**What is required:** Your task is to print every entry below exactly as given.

**Stored data:**
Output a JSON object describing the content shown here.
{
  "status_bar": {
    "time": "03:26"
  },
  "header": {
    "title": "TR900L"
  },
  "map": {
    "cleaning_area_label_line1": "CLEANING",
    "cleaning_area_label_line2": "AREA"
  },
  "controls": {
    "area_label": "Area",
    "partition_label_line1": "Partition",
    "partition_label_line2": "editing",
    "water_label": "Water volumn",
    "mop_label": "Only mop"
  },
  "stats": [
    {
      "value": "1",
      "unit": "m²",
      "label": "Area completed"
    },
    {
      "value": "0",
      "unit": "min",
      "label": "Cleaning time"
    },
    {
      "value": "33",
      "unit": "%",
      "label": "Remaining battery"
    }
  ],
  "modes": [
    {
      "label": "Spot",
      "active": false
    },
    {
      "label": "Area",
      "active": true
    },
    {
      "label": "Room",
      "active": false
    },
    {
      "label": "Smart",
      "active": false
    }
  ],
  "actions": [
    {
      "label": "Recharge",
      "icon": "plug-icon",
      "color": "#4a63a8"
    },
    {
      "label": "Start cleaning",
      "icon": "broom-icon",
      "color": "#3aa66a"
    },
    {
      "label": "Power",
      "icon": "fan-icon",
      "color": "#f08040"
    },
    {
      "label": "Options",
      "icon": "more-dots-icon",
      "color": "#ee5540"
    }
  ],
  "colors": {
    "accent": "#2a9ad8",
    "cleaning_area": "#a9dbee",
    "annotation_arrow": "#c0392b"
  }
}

**Task result:**
Output a JSON object describing the content shown here.
{
  "status_bar": {
    "time": "03:26"
  },
  "header": {
    "title": "TR900L"
  },
  "map": {
    "cleaning_area_label_line1": "CLEANING",
    "cleaning_area_label_line2": "AREA"
  },
  "controls": {
    "area_label": "Area",
    "partition_label_line1": "Partition",
    "partition_label_line2": "editing",
    "water_label": "Water volumn",
    "mop_label": "Only mop"
  },
  "stats": [
    {
      "value": "1",
      "unit": "m²",
      "label": "Area completed"
    },
    {
      "value": "0",
      "unit": "min",
      "label": "Cleaning time"
    },
    {
      "value": "33",
      "unit": "%",
      "label": "Remaining battery"
    }
  ],
  "modes": [
    {
      "label": "Spot",
      "active": false
    },
    {
      "label": "Area",
      "active": true
    },
    {
      "label": "Room",
      "active": false
    },
    {
      "label": "Smart",
      "active": false
    }
  ],
  "actions": [
    {
      "label": "Recharge",
      "icon": "plug-icon",
      "color": "#4a63a8"
    },
    {
      "label": "Start cleaning",
      "icon": "broom-icon",
      "color": "#3aa66a"
    },
    {
      "label": "Power",
      "icon": "fan-icon",
      "color": "#f08040"
    },
    {
      "label": "Options",
      "icon": "more-dots-icon",
      "color": "#ee5540"
    }
  ],
  "colors": {
    "accent": "#2a9ad8",
    "cleaning_area": "#a9dbee",
    "annotation_arrow": "#c0392b"
  }
}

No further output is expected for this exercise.